I think I’ve told you that story before. My father said they were almost threatened to the point where he was afraid to try to bring his back. I wish he had. He said they didn’t even check their bags or anything. He could’ve brought back five or six, he said. The history of these is pretty cool, pretty cool. They are just inanimate objects, pieces of steel, plastic, or wood. They have no minds of their own of course.

Several countries adopted both of these firearms. The P08 was adopted by the Swiss. In the early years, 1901, 1900, along in there, they were used then in different countries and carried. This was mostly something carried by officers. Really neat. I’ll tell you, even if you would never carry something like this, or you wouldn’t even trust it enough to depend on it to protect your life, it’s a fascinating firearm in the way it functions. I really wouldn’t mind having one. They’re very expensive. They’re really neat. I may have to have one in the collection one day.

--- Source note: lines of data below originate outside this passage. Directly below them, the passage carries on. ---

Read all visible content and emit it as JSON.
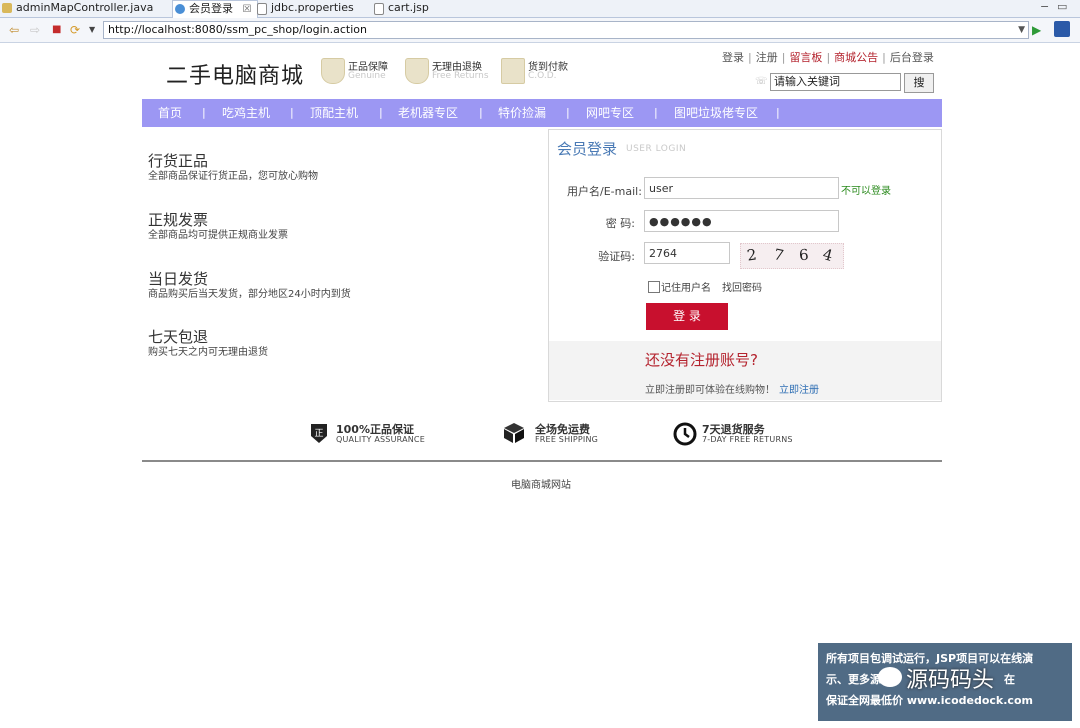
{
  "editor_tabs": [
    {
      "label": "adminMapController.java",
      "icon": "java-file-icon"
    },
    {
      "label": "会员登录",
      "icon": "browser-globe-icon",
      "active": true
    },
    {
      "label": "jdbc.properties",
      "icon": "properties-file-icon"
    },
    {
      "label": "cart.jsp",
      "icon": "jsp-file-icon"
    }
  ],
  "browser": {
    "url": "http://localhost:8080/ssm_pc_shop/login.action"
  },
  "site": {
    "logo": "二手电脑商城",
    "badges": [
      {
        "title": "正品保障",
        "subtitle": "Genuine"
      },
      {
        "title": "无理由退换",
        "subtitle": "Free Returns"
      },
      {
        "title": "货到付款",
        "subtitle": "C.O.D."
      }
    ],
    "top_links": [
      "登录",
      "注册",
      "留言板",
      "商城公告",
      "后台登录"
    ],
    "search": {
      "value": "请输入关键词",
      "button": "搜"
    },
    "nav": [
      "首页",
      "吃鸡主机",
      "顶配主机",
      "老机器专区",
      "特价捡漏",
      "网吧专区",
      "图吧垃圾佬专区"
    ]
  },
  "features": [
    {
      "title": "行货正品",
      "desc": "全部商品保证行货正品，您可放心购物"
    },
    {
      "title": "正规发票",
      "desc": "全部商品均可提供正规商业发票"
    },
    {
      "title": "当日发货",
      "desc": "商品购买后当天发货，部分地区24小时内到货"
    },
    {
      "title": "七天包退",
      "desc": "购买七天之内可无理由退货"
    }
  ],
  "login": {
    "title": "会员登录",
    "title_en": "USER LOGIN",
    "username_label": "用户名/E-mail:",
    "username_value": "user",
    "username_status": "不可以登录",
    "password_label": "密  码:",
    "password_value": "●●●●●●",
    "captcha_label": "验证码:",
    "captcha_value": "2764",
    "captcha_chars": [
      "2",
      "7",
      "6",
      "4"
    ],
    "remember_label": "记住用户名",
    "forgot_label": "找回密码",
    "submit_label": "登 录",
    "no_account": "还没有注册账号?",
    "register_text": "立即注册即可体验在线购物！",
    "register_link": "立即注册"
  },
  "services": [
    {
      "title": "100%正品保证",
      "subtitle": "QUALITY ASSURANCE",
      "icon": "genuine-shield-icon"
    },
    {
      "title": "全场免运费",
      "subtitle": "FREE SHIPPING",
      "icon": "package-box-icon"
    },
    {
      "title": "7天退货服务",
      "subtitle": "7-DAY FREE RETURNS",
      "icon": "clock-icon"
    }
  ],
  "footer": "电脑商城网站",
  "watermark": {
    "line1": "所有项目包调试运行，JSP项目可以在线演",
    "line2": "示、更多源",
    "line2b": "在",
    "line3": "保证全网最低价 www.icodedock.com",
    "brand": "源码码头"
  },
  "colors": {
    "nav_bg": "#9c97f3",
    "login_button": "#c8102e",
    "accent_red": "#b4232e",
    "title_blue": "#4a7ab5",
    "ok_green": "#2a8a1c"
  }
}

My criticism of it is just in comparison with other firearms mostly. I’ve got to shoot them both one more time for you. Some of you may never get a chance to shoot a Luger. As hard as it is and as much as I hate to do it, I’m going to do it for you. That’s just the kind of friend I am. I’ll do it for you. Let’s shoot it one-handed, since that’s what it was really designed for. Actually it feels better with one hand.

Yeah, it shoots well, but it’s still getting a little bit of a hang-up though. Okay. I’ll clear that out. That mag’s empty. The Mauser, the P08, the Luger. Alright let’s try to finish this guy off. I shouldn’t say it out loud. I’ve had this for several years. Every time we bring it out I don’t think we’ve had a malfunction with it and it’s been through the war.

Is that beautiful or what? The good old 1911. What a pretty gun. This is not a setup to make the Luger look bad, to malfunction. It really has not been malfunctioning. It’s been doing fine. Be that as it may, you never know about Winchester white box. Two beautiful firearms, both with history.

I’m going to take us back into the 1930’s and 40’s when both of these were made, the P08 in 1939, this one in the early 40’s. Both were carried during World War Two. They both still work and are fun to shoot. Do I even have to say it? Life really is good.